**Material for the task**
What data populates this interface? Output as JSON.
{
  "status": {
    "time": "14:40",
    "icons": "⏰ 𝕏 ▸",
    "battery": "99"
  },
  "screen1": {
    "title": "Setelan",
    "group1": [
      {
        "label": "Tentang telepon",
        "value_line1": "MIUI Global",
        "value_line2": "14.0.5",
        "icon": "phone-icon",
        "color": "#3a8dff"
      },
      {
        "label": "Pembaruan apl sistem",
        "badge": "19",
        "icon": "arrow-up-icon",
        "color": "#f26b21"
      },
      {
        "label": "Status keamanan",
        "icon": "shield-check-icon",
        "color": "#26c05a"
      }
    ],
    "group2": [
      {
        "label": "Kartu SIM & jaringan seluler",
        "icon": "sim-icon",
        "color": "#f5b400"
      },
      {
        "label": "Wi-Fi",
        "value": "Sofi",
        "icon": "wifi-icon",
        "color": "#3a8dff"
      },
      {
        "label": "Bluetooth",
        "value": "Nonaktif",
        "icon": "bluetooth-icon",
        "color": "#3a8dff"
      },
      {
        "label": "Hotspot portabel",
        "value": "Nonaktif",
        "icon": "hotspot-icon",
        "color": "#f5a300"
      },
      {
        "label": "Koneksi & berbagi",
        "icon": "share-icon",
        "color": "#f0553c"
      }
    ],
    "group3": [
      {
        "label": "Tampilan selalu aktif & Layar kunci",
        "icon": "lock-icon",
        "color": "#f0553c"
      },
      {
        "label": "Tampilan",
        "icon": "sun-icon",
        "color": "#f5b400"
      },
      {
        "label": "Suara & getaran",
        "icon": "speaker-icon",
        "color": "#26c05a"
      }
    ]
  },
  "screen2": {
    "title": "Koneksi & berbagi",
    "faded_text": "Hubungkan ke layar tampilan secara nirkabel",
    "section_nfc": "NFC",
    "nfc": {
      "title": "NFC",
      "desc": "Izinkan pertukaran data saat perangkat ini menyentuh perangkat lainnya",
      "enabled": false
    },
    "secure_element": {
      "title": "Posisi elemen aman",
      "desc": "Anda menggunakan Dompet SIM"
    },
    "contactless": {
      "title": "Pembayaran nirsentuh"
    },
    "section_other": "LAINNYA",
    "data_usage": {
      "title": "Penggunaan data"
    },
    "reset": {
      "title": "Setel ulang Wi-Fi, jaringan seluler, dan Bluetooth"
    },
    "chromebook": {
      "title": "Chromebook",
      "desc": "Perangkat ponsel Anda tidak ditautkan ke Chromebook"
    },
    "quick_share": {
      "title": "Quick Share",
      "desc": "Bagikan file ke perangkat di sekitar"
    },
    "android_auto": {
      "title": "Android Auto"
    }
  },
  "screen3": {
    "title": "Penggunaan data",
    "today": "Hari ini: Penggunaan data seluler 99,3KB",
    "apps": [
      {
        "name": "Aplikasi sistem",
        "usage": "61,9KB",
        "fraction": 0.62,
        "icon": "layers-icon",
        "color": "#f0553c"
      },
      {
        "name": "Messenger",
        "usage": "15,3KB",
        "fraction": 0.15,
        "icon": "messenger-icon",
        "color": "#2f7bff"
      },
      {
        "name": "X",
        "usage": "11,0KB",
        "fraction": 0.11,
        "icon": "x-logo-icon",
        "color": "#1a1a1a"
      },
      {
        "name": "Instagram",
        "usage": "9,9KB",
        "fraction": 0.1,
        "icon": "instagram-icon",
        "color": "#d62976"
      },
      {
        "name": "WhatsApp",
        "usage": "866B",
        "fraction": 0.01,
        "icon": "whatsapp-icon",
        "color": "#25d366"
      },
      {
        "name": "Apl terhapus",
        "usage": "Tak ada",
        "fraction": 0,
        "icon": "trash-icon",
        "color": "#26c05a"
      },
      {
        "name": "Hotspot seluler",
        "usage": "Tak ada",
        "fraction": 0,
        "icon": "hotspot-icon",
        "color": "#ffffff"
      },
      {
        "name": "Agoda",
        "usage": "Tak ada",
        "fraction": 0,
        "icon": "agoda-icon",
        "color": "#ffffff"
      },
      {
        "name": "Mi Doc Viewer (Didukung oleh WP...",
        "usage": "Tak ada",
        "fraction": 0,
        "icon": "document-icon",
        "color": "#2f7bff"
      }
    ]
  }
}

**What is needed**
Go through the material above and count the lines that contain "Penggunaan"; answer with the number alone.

**Your response**
3